- _What is being asked_
Go through the entries and say how many lines contain the string "Execution". The number is the whole answer.

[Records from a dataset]
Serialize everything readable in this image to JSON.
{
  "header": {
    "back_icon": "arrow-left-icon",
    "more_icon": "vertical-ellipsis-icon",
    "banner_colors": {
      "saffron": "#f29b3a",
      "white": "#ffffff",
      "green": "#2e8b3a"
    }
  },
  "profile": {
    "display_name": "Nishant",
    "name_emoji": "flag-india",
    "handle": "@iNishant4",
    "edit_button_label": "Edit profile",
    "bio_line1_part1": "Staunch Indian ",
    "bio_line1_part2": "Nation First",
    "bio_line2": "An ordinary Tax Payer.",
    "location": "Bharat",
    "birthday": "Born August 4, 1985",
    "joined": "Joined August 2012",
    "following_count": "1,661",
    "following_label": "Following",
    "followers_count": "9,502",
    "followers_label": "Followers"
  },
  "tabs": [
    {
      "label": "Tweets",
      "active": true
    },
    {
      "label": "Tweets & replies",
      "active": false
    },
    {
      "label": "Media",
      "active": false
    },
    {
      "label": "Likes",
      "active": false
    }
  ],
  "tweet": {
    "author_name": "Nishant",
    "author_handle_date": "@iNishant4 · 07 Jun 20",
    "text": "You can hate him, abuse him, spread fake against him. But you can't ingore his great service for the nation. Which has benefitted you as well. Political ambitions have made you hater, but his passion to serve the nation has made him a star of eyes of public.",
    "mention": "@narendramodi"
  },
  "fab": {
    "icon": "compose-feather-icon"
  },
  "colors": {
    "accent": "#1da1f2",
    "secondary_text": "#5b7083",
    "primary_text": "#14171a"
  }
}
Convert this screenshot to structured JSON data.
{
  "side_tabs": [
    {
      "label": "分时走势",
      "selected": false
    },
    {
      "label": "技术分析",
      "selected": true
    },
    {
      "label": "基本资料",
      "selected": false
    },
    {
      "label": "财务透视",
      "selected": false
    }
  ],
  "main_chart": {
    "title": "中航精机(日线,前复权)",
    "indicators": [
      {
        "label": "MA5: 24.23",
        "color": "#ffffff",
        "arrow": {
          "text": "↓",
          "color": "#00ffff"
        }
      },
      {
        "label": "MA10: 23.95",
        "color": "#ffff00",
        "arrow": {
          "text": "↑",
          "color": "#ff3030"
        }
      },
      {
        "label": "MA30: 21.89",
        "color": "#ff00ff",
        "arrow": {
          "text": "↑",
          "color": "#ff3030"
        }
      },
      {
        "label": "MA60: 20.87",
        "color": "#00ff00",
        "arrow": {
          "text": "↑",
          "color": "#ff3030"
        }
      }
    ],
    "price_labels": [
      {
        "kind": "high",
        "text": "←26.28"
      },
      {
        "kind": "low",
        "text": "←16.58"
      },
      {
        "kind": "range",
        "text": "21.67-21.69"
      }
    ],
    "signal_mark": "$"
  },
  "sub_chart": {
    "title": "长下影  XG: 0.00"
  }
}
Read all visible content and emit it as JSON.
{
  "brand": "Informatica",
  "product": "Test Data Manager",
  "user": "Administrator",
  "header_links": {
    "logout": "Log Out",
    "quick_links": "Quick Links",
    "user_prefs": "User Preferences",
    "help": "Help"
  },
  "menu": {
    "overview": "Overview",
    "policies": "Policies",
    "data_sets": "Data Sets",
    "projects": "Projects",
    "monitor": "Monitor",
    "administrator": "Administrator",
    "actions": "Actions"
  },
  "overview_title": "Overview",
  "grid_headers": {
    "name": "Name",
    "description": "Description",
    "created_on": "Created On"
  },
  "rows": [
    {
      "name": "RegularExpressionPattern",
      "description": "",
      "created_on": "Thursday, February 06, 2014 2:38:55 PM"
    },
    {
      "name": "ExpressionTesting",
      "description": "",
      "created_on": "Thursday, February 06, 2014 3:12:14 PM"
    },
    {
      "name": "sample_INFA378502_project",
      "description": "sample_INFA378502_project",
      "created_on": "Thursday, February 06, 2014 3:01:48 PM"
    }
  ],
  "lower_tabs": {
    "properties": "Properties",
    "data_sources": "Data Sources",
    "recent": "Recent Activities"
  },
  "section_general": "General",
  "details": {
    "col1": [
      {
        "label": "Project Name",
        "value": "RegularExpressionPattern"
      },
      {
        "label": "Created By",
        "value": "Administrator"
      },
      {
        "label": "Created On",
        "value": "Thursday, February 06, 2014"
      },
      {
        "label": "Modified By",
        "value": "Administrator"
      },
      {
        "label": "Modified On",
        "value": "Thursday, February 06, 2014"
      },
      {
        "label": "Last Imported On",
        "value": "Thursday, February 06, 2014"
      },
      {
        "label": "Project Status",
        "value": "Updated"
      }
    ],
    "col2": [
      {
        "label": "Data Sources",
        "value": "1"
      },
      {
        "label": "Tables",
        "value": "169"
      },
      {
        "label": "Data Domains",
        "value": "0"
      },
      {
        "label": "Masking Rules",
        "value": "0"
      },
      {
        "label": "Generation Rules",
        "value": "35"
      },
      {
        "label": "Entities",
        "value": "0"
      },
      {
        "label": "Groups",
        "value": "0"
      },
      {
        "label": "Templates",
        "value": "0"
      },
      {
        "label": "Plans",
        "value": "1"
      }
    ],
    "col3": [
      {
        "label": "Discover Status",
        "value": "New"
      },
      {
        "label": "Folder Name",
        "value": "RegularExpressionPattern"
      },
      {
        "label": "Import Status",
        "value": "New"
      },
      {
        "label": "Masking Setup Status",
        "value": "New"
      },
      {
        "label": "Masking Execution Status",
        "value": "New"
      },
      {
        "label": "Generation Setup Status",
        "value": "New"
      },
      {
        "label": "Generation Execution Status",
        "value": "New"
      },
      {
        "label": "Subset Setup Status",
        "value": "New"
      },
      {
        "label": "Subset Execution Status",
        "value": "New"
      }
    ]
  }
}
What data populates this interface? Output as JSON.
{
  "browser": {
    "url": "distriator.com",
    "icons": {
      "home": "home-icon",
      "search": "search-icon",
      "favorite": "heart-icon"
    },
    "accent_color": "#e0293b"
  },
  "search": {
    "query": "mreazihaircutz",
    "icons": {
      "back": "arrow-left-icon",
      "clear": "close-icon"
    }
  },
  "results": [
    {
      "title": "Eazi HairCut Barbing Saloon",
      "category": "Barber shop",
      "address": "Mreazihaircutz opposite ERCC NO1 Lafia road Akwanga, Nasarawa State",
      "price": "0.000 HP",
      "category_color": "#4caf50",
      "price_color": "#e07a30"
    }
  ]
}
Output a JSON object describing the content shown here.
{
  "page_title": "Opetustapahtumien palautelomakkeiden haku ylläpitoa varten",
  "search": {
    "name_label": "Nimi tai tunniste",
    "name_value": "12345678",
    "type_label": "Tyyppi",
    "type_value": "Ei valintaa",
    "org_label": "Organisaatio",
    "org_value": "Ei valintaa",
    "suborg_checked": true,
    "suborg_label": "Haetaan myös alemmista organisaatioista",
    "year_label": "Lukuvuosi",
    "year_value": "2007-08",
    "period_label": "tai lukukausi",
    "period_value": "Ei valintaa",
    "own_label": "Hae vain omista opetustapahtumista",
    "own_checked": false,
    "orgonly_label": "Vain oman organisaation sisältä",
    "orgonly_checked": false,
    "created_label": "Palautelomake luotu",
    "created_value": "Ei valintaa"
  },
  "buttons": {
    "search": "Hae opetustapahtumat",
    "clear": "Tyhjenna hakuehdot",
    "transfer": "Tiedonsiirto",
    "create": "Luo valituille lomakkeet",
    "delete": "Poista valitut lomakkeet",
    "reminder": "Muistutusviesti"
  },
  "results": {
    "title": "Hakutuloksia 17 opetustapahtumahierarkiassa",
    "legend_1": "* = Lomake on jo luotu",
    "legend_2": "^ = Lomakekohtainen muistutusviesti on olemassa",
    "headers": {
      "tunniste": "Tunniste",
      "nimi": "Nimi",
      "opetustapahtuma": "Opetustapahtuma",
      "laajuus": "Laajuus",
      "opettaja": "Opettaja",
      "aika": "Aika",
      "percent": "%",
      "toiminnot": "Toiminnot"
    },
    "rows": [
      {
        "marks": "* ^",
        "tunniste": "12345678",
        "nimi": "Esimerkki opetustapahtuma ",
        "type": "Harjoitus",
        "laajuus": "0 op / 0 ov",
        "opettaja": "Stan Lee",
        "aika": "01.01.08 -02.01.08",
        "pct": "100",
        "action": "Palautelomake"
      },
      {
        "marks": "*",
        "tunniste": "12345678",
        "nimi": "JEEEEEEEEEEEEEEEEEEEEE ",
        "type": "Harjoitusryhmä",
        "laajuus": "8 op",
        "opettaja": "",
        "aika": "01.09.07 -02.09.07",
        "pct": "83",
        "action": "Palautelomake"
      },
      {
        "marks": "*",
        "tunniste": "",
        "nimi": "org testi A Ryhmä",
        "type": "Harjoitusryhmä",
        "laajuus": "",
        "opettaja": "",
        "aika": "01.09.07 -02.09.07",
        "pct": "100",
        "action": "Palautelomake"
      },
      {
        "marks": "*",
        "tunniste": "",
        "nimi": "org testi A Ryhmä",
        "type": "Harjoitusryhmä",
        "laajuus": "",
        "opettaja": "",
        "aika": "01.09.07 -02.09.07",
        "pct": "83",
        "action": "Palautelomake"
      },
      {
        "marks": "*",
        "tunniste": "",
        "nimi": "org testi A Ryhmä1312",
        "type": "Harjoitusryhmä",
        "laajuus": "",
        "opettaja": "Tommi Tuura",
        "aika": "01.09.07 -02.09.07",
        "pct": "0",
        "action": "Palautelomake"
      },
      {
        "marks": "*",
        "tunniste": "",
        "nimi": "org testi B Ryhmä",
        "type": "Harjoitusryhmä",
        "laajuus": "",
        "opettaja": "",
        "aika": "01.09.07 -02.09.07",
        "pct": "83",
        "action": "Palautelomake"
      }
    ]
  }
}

- _Solution to the exercise_
3